Page 208 OPERATIONS IN N. C., VA., W. VA., MD., AND PA. Chapter XLI.

Numbers 3. Report of Major John S. Stevenson, Third Pennsylvania Heavy Artillery.

YORKTOWN, VA., October 8, 1863.

Succeeded in capturing 4 rebel naval officers, some of the crew, some 75 head of cattle. Destroyed large number of boats of all descriptions, but did not find the boats on wheels.


Major, Third Pennsylvania Artillery.

Major General J. G. FOSTER.

Numbers 4. Report of Lieutenant Sylvester B. Partridge, Signal Officer, Y. S. Army.

YORKTOWN, VA., October 9, 1863.

CAPTAIN: I have the honor to submit the following report of operations on an expedition from which I returned yesterday:

On the 4th instant, I received orders from General Wistar to report for duty to Lieutenant-Commander Gillis, also to order Lieutenant Tuckerman to report to Colonel Spear, of the Eleventh Pennsylvania Cavalry, and to place a sergeant on board the army tug Smith Briggs, commanded by Major Stevenson, of the Third Pennsylvania Heavy Artillery.

On the following morning, I went with 1 man on board Captain Gillis' boat (the Jones), and we steamed down, with the fleet of gunboats and army tugs, to Mobjack Bay, where I was transferred to the gunboat Stepping Stones, Captain Campbell, as that was the lightest draught boat, and would proceed farthest inland on the small rivers. We proceeded about 7 miles up the North River and anchored.

On the 6th instant, we communicated by flag signals, through Lieutenant Tuckerman, with General Wistar, who was about 3 miles distant, with the land force of artillery and infantry.
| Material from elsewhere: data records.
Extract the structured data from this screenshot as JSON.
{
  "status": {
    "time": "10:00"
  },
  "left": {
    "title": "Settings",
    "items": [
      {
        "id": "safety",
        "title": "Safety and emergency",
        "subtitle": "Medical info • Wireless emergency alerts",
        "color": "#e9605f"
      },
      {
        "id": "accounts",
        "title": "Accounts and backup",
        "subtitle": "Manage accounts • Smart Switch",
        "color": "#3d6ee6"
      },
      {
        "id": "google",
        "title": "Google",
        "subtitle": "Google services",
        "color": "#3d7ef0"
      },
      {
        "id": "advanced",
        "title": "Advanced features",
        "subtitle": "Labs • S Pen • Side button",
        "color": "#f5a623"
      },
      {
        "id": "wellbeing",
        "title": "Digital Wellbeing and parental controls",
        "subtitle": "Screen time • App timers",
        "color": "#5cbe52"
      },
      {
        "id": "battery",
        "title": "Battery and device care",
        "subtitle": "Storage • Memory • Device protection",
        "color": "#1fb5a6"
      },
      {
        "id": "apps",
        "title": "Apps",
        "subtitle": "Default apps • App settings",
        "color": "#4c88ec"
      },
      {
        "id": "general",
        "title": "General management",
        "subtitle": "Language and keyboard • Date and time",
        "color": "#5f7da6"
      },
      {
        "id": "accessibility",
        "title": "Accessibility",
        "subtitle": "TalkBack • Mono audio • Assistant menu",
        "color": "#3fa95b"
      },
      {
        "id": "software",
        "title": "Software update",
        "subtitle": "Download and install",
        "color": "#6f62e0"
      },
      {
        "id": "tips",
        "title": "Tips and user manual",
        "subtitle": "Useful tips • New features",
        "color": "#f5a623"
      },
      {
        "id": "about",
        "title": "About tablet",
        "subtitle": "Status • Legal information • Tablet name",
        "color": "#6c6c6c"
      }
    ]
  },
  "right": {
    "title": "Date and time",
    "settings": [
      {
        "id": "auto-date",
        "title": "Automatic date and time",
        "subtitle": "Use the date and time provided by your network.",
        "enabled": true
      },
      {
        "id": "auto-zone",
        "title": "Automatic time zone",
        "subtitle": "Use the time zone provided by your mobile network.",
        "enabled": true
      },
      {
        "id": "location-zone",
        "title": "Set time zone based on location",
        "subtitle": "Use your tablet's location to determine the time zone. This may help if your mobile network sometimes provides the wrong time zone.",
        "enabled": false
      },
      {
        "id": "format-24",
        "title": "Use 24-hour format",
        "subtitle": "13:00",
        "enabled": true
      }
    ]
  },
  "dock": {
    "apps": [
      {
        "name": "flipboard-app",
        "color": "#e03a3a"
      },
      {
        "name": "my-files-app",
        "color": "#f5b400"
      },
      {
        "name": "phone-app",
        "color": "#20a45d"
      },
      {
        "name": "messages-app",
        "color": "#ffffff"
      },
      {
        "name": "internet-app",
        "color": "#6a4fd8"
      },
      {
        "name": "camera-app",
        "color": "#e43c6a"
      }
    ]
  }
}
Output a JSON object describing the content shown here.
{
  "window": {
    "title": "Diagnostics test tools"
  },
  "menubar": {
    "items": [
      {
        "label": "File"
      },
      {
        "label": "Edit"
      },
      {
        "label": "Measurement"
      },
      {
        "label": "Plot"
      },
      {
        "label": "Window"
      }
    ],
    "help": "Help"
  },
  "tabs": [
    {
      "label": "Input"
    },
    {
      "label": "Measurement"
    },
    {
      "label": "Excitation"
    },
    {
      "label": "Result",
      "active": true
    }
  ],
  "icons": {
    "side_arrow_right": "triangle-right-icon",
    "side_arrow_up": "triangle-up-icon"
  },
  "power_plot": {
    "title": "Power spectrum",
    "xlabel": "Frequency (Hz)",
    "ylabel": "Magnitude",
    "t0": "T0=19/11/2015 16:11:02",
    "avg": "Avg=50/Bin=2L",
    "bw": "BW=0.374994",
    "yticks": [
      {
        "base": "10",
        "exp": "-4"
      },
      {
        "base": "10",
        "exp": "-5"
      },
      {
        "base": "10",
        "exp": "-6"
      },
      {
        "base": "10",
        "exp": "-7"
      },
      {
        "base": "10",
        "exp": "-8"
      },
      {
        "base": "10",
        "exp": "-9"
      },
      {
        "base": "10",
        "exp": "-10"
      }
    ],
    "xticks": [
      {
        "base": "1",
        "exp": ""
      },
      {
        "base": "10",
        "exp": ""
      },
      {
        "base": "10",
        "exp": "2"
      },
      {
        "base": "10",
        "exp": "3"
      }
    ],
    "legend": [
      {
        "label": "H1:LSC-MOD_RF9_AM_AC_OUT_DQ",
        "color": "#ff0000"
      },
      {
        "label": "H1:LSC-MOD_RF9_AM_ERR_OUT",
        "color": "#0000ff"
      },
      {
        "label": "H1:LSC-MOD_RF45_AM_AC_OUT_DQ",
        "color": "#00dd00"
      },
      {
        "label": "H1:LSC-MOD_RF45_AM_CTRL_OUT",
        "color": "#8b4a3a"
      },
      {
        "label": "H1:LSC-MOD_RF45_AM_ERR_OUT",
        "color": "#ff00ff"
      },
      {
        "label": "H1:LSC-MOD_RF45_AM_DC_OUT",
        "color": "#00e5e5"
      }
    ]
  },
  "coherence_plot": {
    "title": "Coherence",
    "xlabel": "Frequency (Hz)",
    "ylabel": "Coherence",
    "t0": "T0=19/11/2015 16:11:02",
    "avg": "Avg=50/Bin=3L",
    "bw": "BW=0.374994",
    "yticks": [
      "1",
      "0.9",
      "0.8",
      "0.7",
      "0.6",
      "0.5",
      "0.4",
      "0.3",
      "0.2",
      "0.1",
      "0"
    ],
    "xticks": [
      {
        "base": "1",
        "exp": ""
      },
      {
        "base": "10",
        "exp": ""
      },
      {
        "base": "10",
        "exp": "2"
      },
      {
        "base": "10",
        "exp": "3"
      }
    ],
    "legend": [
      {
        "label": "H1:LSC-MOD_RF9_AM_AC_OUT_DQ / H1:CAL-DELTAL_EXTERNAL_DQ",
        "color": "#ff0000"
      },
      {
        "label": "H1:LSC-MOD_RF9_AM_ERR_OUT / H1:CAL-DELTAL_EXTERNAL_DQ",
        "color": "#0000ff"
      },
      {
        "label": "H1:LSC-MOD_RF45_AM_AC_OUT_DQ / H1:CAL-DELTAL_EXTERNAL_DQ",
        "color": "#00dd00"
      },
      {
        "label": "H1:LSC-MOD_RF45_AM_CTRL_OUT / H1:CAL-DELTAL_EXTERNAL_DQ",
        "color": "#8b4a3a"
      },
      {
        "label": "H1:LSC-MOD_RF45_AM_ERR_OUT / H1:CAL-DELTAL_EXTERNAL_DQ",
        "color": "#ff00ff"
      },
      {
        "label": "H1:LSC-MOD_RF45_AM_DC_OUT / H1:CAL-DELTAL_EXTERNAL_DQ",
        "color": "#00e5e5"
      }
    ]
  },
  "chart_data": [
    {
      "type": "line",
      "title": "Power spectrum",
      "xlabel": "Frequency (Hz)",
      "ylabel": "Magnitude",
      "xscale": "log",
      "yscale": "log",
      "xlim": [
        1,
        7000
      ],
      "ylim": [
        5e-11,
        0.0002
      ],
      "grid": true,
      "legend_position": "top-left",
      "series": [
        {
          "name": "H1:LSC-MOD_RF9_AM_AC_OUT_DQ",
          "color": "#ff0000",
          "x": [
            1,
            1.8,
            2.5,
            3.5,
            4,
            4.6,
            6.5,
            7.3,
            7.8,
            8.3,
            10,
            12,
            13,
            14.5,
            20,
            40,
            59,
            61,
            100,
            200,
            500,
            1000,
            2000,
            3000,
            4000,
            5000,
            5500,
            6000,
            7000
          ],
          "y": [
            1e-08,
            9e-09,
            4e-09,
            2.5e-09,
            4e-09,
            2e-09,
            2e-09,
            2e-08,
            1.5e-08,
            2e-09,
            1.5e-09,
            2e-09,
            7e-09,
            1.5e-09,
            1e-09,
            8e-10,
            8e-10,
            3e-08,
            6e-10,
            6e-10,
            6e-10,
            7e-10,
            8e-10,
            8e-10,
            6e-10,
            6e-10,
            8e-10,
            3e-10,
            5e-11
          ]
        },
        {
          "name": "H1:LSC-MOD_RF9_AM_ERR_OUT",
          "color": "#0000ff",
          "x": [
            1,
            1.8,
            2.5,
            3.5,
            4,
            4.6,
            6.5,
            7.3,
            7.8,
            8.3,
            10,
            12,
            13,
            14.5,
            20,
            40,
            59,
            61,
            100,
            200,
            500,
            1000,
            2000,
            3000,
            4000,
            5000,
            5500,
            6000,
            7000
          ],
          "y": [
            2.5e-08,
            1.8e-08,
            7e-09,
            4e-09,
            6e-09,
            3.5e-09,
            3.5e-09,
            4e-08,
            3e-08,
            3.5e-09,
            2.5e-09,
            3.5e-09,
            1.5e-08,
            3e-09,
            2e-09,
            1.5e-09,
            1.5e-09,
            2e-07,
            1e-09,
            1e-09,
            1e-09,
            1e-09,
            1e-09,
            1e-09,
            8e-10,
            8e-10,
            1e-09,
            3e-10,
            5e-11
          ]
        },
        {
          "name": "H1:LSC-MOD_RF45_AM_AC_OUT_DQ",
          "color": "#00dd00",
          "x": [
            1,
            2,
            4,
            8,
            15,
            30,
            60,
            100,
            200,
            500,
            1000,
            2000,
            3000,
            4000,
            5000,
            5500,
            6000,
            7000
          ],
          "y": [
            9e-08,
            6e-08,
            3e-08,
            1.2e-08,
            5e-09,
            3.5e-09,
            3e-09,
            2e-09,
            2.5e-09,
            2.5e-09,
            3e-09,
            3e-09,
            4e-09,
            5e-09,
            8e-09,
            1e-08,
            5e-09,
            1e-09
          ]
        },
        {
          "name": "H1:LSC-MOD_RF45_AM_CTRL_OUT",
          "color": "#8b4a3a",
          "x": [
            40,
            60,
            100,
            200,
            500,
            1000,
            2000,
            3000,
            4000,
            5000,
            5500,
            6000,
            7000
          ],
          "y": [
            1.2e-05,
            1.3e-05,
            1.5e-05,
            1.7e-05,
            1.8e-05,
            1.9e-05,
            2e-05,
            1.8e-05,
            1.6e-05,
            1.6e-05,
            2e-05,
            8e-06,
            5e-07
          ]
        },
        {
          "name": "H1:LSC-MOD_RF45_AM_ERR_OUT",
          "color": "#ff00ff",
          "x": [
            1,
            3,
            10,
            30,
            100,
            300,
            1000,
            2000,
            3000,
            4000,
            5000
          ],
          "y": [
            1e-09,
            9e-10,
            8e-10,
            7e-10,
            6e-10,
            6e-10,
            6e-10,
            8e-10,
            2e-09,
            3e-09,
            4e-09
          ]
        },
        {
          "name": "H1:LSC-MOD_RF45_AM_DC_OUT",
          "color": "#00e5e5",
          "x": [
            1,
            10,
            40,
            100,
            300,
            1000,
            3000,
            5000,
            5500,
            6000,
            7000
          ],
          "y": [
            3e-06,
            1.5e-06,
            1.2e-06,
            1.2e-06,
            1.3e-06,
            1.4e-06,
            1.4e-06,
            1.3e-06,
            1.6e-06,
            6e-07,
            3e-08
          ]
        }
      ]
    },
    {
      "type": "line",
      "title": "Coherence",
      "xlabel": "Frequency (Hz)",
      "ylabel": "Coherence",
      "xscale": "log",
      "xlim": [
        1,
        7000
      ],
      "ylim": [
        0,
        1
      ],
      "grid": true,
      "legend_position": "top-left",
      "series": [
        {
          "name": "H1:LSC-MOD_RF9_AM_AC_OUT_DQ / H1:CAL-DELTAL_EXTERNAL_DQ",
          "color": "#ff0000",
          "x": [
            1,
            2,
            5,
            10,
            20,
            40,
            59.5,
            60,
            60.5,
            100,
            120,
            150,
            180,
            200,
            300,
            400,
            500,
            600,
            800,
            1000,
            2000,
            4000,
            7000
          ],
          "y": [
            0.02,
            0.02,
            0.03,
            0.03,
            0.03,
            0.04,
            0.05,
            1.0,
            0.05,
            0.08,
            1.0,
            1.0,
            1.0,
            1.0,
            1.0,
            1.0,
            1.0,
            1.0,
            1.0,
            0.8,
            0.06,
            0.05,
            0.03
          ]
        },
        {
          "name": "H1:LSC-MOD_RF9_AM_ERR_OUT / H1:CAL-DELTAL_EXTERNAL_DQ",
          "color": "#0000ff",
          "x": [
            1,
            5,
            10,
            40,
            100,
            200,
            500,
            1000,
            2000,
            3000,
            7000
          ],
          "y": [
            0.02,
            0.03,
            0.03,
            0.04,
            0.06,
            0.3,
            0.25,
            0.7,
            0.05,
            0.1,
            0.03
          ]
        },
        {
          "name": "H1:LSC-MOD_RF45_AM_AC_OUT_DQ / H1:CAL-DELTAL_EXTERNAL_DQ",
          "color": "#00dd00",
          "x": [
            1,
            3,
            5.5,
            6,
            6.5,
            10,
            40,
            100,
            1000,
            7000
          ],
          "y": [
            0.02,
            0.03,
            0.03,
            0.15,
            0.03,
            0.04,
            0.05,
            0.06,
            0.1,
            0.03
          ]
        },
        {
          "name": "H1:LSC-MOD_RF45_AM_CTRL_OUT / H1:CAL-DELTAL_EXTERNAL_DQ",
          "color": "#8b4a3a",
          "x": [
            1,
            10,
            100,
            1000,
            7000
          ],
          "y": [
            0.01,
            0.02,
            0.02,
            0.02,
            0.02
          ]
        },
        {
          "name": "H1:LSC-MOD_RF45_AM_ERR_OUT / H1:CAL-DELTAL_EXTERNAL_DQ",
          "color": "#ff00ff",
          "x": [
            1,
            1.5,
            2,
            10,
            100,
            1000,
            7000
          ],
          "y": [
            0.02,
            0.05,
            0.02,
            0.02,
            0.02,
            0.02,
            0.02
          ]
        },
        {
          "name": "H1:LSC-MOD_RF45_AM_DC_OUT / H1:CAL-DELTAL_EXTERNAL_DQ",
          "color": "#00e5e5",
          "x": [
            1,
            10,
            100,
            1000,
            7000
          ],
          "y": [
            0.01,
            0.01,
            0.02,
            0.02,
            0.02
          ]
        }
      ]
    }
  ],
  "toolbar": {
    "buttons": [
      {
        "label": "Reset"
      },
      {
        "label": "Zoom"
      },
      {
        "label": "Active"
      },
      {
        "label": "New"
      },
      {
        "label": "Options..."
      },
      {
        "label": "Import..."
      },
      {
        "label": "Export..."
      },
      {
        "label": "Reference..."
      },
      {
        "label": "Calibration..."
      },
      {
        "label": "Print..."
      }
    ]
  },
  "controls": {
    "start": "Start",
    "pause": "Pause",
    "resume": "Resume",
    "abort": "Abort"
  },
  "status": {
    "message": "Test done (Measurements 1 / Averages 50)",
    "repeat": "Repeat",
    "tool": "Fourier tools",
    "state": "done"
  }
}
We received orders to proceed no farther up the river, but to remain at anchor until further orders. During the day we received on board 5 prisoners, 3 from the cavalry and 2 from the navy of the rebel service.

Whenever General Wistar wished to convey to the gunboat, it was done by means of flag signals. Gunboats or army tugs were sent up all the principal rivers to protect the land force, and to intercept all of the enemy who might be cut off and attempt to escape.

During the forenoon of the 8th instant, we received orders from General Wistar to call in the other boats and proceed immediately to Yorktown. After going down the river a few miles we saw the Smith Briggs, to which I communicated the orders by flag signals, and the fleet returned to Yorktown in the afternoon.

The cavalry proceeded several miles into the interior, but I have not learned the result of their expedition.

respectfully, your obedient servant,


First Lieutenant, Signal Corps, U. S. Army.

Captain H. R. CLUM,

Signal Officer.

Page 208 OPERATIONS IN N. C., VA., W. VA., MD., AND PA. Chapter XLI.